By Mai Shams El-Din
CAIRO: Prime Minister Essam Sharaf told jubilant protesters in Tahrir Square that he drew his legitimacy from the people.
“I was appointed by the Supreme Council of Armed Forces, but I came here to draw my legitimacy from you,” said Sharaf.
“My mission requires a lot of persistence and courage, and I am drawing this from you.”
Appointed on Thursday, Sharaf was yet to officially take his service oath.
He was assigned to form a new government after former PM Ahmed Shafiq resigned.
“Your demands are my duty and when I cannot meet them I will be here [among the protesters] not here [on the podium],” Sharaf told thousands of demonstrators in Tahrir.
The crowd chanted for the dismantling of the notorious state security services.
“I pray for a free Egypt,” he said. “I hope that one day opinions would be heard from outside the prison cells and the security of the citizens the main priority.”
“You did a great thing; rebuilding Egypt is even greater,” he added.
Sharaf has reportedly led a number of Cairo University professors that protested in Tahrir Square calling form former president Hosni Mubarak to fall.
Activists had listed his name among their suggestions for new ministers.
Following his appointment, protesters and online campaigns urged him to take his service oath in Tahrir Square. On Friday morning, the official Facebook page of the cabinet said he’d be in the Cairo square that was the epicenter of the demonstrations that toppled Mubarak.
He started his brief Friday speech by apologizing for praying inside the mosque and not with the masses in Tahrir; and if any of the military police that escorted him to the podium had pushed any of the people there.
“Salutes to the souls of the martyrs and injured people and we all appreciate their pains.
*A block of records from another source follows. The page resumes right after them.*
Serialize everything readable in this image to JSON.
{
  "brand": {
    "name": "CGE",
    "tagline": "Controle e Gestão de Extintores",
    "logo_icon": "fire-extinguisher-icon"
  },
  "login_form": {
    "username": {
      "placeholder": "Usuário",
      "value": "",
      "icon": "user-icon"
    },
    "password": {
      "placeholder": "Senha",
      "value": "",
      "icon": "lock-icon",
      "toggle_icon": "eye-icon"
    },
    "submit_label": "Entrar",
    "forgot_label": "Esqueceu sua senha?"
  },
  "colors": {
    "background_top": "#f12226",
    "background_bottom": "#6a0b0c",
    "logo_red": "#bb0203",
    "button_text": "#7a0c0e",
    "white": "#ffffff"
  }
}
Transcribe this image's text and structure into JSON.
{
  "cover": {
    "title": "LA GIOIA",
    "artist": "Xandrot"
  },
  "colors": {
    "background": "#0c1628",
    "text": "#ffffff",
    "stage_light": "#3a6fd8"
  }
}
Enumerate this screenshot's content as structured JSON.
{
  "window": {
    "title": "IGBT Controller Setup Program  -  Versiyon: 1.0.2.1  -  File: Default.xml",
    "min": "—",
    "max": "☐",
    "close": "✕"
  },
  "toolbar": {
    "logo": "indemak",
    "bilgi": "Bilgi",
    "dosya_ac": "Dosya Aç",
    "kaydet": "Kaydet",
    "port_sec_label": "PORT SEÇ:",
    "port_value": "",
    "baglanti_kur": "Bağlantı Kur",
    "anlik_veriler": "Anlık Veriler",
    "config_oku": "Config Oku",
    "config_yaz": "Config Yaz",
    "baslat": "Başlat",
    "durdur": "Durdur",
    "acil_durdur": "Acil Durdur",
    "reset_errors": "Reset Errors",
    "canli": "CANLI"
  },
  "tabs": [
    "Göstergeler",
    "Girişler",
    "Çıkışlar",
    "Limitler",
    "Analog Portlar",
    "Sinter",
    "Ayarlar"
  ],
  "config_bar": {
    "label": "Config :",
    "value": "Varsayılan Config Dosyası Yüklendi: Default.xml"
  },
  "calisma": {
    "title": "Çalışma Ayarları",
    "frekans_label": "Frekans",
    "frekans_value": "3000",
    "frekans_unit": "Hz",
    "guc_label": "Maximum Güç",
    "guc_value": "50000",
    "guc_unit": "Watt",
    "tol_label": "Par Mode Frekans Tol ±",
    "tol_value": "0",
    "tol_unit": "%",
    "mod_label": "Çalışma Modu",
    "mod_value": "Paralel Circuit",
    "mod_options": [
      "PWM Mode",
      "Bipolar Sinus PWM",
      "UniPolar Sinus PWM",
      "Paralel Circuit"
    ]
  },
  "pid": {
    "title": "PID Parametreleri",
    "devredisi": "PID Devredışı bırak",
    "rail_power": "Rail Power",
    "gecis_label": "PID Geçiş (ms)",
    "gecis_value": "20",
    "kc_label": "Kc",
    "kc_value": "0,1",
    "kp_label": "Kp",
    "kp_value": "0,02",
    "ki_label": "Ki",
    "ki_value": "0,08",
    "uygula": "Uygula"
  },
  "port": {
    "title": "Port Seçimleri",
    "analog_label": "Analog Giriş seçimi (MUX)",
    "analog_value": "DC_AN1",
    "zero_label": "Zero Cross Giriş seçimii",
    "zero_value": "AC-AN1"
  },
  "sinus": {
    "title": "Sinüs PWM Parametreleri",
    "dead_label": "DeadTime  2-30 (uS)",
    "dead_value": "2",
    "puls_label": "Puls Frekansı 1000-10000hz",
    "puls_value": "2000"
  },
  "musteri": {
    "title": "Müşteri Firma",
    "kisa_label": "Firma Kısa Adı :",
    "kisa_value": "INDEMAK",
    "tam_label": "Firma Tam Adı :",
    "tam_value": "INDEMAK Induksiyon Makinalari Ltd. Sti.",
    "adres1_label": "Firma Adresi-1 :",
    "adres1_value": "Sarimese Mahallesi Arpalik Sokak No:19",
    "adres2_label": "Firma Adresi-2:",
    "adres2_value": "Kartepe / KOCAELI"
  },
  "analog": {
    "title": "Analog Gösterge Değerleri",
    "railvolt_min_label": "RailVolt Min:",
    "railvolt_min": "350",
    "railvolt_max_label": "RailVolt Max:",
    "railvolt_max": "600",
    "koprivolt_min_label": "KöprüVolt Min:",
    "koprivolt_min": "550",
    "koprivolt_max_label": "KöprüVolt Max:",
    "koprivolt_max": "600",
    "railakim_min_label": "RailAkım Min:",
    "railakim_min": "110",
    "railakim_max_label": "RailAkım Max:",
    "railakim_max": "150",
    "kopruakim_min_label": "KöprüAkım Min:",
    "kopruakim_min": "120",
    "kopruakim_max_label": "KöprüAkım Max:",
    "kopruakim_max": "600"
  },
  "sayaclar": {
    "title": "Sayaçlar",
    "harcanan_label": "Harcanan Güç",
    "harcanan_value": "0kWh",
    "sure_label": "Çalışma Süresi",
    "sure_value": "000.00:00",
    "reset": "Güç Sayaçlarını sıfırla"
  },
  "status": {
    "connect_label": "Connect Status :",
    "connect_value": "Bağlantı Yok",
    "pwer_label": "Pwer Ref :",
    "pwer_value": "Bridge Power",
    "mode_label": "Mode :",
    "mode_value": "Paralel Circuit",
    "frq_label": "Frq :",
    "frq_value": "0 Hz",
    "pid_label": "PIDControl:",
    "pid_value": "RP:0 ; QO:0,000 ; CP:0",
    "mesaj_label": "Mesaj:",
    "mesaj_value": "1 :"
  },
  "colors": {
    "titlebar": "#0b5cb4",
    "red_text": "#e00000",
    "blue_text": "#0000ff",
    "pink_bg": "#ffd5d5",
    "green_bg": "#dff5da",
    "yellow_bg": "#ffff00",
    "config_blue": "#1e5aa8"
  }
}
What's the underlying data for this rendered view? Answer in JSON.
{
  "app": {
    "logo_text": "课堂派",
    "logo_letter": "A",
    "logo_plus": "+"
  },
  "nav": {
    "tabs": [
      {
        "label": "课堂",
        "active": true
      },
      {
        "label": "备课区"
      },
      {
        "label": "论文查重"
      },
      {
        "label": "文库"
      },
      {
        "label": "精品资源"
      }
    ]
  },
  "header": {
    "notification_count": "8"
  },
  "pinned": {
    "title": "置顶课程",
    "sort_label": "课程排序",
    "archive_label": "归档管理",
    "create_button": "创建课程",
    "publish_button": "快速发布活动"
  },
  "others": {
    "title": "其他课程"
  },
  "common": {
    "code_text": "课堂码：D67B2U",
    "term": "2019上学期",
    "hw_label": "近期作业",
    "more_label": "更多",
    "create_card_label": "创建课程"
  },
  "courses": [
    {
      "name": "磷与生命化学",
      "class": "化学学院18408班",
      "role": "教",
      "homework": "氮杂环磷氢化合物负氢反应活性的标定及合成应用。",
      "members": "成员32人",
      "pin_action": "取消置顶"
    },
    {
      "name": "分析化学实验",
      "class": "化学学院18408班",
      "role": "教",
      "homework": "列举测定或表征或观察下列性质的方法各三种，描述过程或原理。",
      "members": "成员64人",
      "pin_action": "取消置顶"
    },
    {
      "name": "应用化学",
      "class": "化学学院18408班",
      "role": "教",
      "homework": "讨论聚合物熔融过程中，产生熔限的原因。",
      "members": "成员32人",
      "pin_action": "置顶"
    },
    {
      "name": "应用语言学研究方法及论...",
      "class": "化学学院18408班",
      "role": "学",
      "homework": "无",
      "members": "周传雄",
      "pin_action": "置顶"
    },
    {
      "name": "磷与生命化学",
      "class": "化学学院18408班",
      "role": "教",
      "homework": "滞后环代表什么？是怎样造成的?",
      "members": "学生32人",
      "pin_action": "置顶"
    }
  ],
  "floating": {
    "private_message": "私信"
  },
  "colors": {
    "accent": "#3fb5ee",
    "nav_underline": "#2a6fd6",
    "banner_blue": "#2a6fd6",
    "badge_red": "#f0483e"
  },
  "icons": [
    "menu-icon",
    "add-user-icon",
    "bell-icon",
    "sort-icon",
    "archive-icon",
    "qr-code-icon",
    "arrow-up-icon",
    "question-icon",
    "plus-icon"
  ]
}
May God bless them and bless everybody contributed to the success of this revolution,” he said.
Demonstrators asked Sharaf to recite the oath in front of them, but he did not.
“Finally, I ask for a minute of silence for the souls of our martyrs,” he said before being carried on demonstrators’ shoulders as he left Tahrir.